What are your hopes? What are your prospects? What do you want to leave behind?
I like to prolong the transition from old year to new as long or longer than the next guy.
My tree stays up throughout January. Our decorations include quotes from favorite poems.
Auden, You shall love your crooked neighbor/ With your crooked heart.
W.S. Merwin, Your absence has gone through me/Like thread through a needle./Everything I do is stitched with its color.
Frank O’Hara, oh god it’s wonderful to get out of bed and drink too much coffee and smoke too many cigarettes and love you so much.
I love my Moby Dick ornament and don’t want to put it away too soon.
On the other hand, it’s time to move forward. All kinds of new ideas pertain to Christmas tree disposal. Let it become something new. Evolution.
The Berlin Zoo is known for furnishing trees to its elephants as playthings. Closer to home, so does The Elephant Sanctuary in Hohenwald, Tennessee. The North Georgia Zoo in Cleveland, Georgia, gratefully accepts trees for the “enrichment” of its kangaroos, porcupines, camels and wolves. Zookeepers swear it keeps their minds stimulated.

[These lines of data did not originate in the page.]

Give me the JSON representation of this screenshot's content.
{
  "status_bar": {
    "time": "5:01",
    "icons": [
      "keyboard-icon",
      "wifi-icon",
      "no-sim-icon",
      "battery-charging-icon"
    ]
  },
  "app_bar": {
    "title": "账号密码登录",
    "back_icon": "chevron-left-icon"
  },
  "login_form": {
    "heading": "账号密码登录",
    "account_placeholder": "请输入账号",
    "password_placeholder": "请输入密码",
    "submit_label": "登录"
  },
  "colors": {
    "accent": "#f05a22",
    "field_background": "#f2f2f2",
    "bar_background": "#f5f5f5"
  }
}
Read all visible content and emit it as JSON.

I’ve begun my own mental stimulation for 2023 by re-reading some Pema Chodron, the Buddhist nun known for her pithy statements about how to experience life more fruitfully, including the kinds of run-of-the-mill disasters we all face and try to sweat through.
She has observed, so wisely: The first noble truth says simply that it’s part of being human to feel discomfort. Phew! I feel better already. I’m hoping that my habit of chasing rainbows will result in fewer catastrophes in the new year if pots of gold don’t materialize.

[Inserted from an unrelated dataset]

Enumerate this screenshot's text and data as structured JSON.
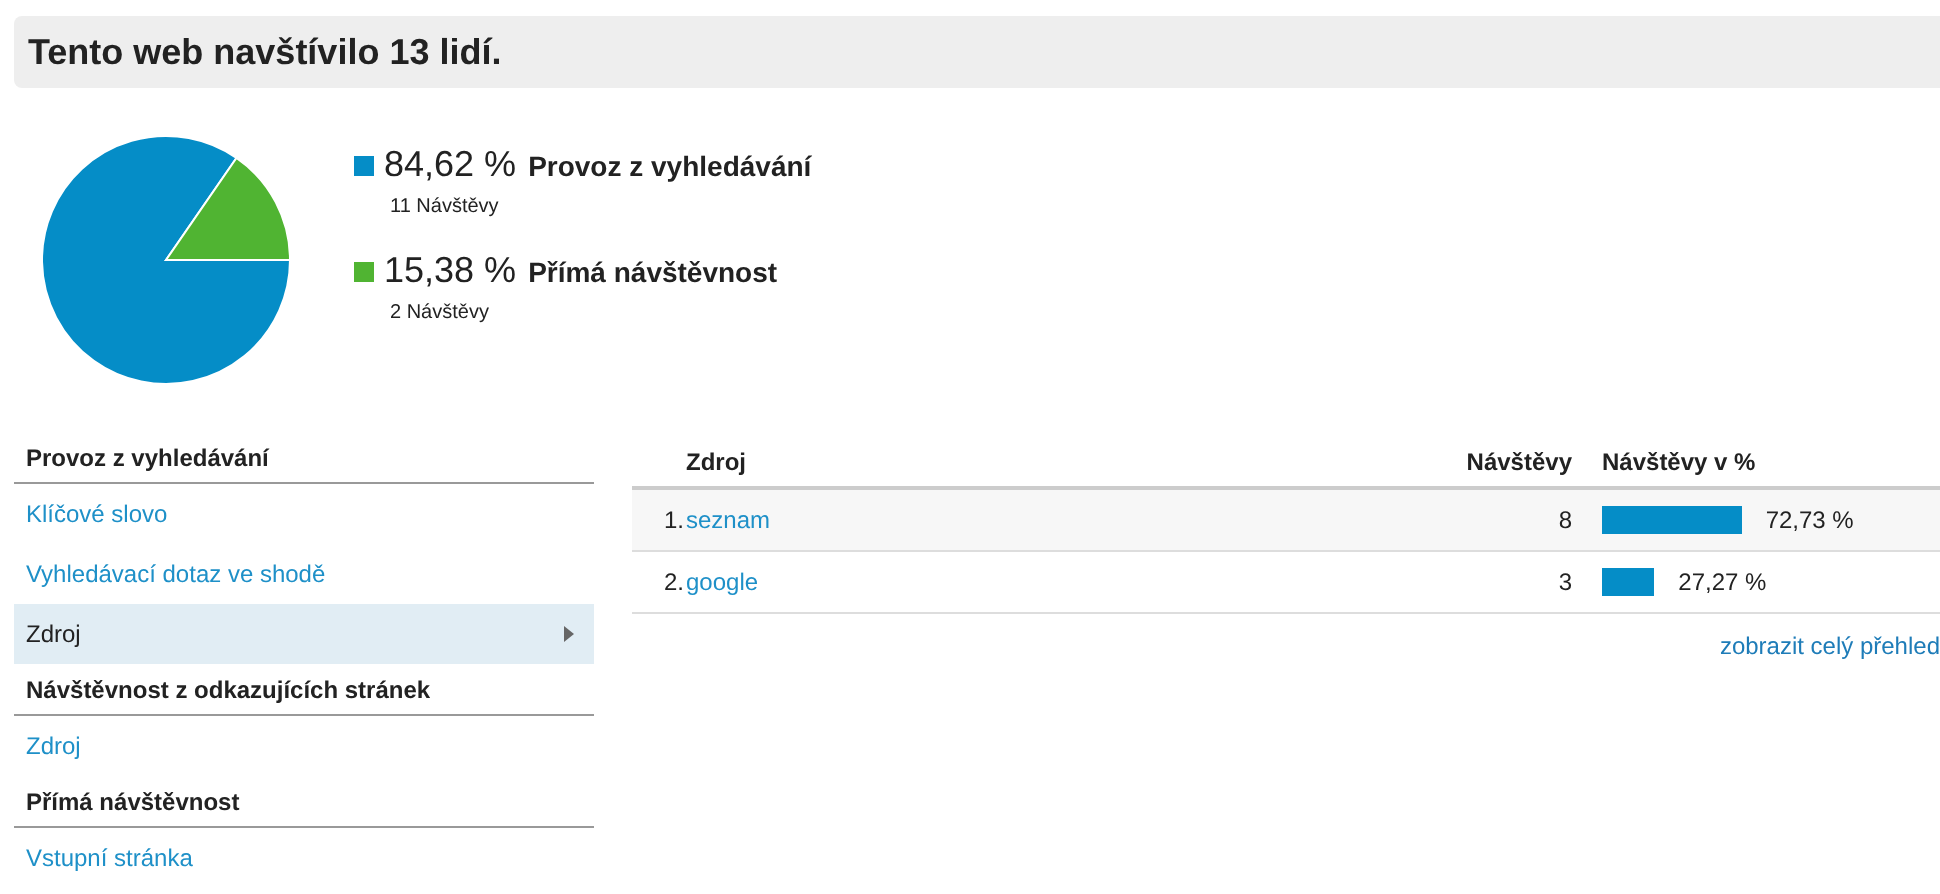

Feelings are not facts, in the trite psychology espoused by many a therapist, so let’s stick to what’s been proven.
Still… we chased a rainbow outside on the first day of the new year and guess what, it turned out to be a double.

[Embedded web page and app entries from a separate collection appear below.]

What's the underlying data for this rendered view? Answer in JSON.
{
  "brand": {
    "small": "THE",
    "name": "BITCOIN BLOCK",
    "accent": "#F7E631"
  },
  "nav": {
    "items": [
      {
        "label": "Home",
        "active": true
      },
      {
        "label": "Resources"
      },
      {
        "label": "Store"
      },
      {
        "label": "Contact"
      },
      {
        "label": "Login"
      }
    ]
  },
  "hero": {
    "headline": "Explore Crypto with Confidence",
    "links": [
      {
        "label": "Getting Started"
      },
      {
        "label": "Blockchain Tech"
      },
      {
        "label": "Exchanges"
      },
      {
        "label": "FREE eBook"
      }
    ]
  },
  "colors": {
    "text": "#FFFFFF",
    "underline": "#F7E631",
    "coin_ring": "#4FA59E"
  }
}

I want to learn some new things in the new year that I didn’t know I wanted to know. Started today with Adventures in Great Symphonic Music, a delightful class taught by Bruce Pulk, principal timpanist with The Phoenix Symphony. A smart and emotional teacher who brings both his portable keyboard and conducting baton to class.
The subject: Alexander Borodin’s Symphony #2 in B Minor. Borodin, I learn, was one of the “Mighty Five” Russian nationalist composers in the second half of the nineteenth century, along with Cesar Cui, Mily Balakirev, Modest Moussorgsky and Nicolai Rimsky Korsakov. Only halfway literate in classical music, I appreciate mainly the andante with its sweet clarinet and other wind voices. The espressivo stuff.
Yet I can relate to what Pulk says about Shakespeare, in talking about how different conductors interpret famous works. To be, or not to be? That is the question—is only words on a page until it gets channeled by the likes of John Gielgud or Mel Brooks as they play Hamlet.
Or even, I would add, Sarah Bernhardt, she who played the gloomy prince in 1899.
I would like to bring my own interpretation to the world in 2023, and respect the interpretation of others so different from myself.
Listening to the allegretto, the tremolo, the poco piu animato, I have that fidgety feeling while experiencing music I don’t quite understand. All around me sit my classmates, people who have lived through probably two decades more new year’s transitions than I have, all perfectly quiet and attentive. No fidgeting. They’ve all learned to be still. To be there.
Will there be less fidgeting in 2023? More poetry? More pear tarts?
The possibility of living with discomfort, even welcoming it? Evolution. Both feelings and facts. All interpretation. More rainbows.
After all, rainbows are real, too.